My home network worked really well. It was stable, fast, and simple. I had a standard consumer-grade wireless router, a modem better than the one provided by the cable company, and a switch to hook up the ethernet to various rooms. The server holding my media and running a couple small websites sat in the front room and routed all of the port 443 and 80 traffic coming into the house. It wasn’t the most bare-bones network, but the frills were limited.
But what’s the fun in that? Nothing unique, nothing to tweak. Nothing to learn.
I fell into an opportunity to pick up an older 2U server at a reasonable price and couldn’t resist the urge to spend some time sinking into the posibilities it provided.
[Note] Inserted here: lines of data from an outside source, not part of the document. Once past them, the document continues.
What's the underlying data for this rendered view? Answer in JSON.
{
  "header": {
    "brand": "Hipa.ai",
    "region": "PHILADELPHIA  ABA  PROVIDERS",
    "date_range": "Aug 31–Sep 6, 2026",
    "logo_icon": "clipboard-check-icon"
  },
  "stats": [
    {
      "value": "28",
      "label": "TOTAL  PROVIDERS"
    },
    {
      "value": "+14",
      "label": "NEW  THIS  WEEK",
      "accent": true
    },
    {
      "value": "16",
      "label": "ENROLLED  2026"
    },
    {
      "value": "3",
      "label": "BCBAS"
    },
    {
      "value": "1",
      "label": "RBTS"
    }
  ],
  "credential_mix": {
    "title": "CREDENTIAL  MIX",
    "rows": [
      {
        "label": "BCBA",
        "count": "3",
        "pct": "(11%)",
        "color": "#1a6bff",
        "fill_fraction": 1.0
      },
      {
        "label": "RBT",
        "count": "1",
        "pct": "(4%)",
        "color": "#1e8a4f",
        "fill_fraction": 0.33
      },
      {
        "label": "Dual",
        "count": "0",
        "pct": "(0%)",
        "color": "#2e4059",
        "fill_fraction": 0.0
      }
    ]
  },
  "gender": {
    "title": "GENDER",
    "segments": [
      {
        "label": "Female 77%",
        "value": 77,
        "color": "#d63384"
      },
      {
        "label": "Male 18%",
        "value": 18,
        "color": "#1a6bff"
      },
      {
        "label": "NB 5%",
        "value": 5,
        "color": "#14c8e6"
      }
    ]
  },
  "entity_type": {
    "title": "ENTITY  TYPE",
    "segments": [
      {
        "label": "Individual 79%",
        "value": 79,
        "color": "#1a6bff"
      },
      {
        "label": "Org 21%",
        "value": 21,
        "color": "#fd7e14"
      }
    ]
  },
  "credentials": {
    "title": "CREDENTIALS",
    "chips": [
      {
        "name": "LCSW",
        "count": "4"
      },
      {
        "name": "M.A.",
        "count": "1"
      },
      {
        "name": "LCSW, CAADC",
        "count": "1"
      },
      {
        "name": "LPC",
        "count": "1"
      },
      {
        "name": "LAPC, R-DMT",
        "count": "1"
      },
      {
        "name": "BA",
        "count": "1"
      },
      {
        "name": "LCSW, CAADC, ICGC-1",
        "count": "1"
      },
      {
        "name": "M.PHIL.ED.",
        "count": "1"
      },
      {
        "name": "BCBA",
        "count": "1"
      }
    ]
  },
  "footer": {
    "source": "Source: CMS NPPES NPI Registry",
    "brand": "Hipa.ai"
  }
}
Why have a simple home network, when you could run a software-based, highly configurable router instead.
Why run a single server, when you could have a Kubernetes cluster of VMs instead?
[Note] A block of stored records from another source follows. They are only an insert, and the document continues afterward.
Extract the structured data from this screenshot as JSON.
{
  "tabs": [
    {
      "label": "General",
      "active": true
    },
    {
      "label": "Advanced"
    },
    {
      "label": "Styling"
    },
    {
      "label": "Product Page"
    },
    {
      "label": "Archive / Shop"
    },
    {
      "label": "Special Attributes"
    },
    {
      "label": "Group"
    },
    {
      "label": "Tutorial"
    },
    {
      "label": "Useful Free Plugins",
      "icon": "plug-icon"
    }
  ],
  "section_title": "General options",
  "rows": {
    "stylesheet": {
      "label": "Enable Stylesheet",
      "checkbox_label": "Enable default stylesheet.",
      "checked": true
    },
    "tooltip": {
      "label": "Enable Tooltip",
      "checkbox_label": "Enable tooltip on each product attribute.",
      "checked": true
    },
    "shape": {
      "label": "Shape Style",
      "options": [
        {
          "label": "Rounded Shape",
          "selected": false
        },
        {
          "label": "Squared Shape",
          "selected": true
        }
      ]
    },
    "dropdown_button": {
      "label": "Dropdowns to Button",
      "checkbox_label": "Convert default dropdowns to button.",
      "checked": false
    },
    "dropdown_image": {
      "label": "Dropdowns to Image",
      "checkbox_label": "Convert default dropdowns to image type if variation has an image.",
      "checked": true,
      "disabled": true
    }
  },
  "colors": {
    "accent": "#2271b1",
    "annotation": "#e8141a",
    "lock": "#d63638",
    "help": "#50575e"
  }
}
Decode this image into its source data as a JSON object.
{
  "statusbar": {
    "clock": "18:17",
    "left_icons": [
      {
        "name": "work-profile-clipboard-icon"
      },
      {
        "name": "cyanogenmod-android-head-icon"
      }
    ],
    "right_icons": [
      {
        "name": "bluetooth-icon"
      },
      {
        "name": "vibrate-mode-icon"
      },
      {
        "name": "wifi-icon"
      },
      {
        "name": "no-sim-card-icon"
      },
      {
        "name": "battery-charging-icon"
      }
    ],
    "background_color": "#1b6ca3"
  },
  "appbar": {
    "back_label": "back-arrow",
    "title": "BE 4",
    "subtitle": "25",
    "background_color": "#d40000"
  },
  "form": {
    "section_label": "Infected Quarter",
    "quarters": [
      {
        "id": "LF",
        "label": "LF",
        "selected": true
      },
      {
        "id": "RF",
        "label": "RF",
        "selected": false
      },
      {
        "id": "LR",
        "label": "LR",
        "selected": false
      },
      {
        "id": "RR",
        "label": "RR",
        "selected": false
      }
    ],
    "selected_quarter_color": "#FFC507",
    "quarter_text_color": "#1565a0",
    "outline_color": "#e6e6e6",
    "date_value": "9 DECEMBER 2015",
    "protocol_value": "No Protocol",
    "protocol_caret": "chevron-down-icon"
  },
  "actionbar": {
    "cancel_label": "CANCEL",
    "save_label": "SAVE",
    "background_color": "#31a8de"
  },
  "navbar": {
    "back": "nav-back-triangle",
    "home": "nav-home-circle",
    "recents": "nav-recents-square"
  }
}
My consumer-grade router has been relegated to a dumb wireless access point, and I find the inexplicable need for hardware which supports VLANs. This is not a thing houses need. But after dusting off some of my highschool CCNA texts, I can’t help but imagine the improvements to monitoring and access control they would bring.
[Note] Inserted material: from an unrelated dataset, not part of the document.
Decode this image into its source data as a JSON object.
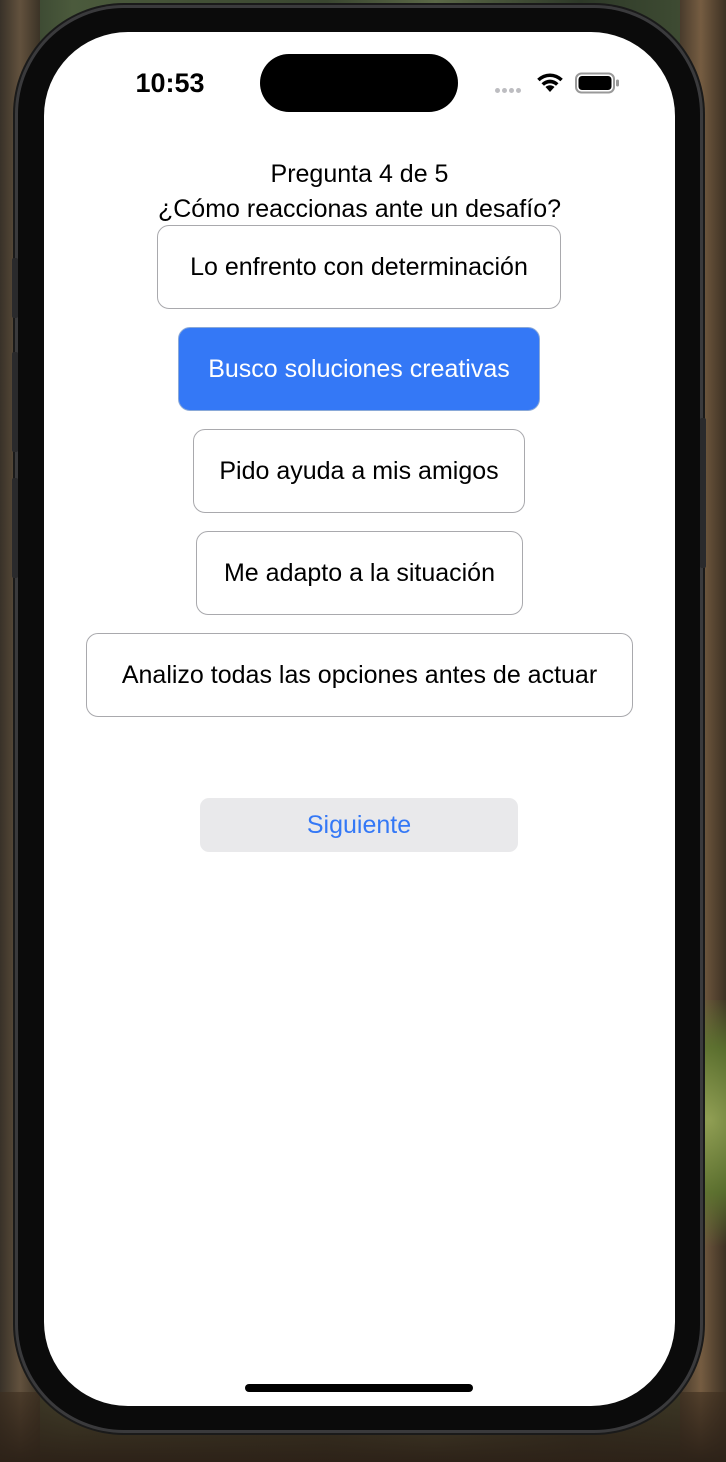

Today my home network is not as stable, nor simple. I have put hours into configuration and troubleshooting, with surprisingly little to show for it. That is, other than the knowledge and enjoyment that comes from learning and experimenting in an environment unrestricted from the requirements of practicality. As I tinker an build my little home network I continue to learn so much about networking, linux, and even technologies I used every day at work such as Docker and Kubernetes.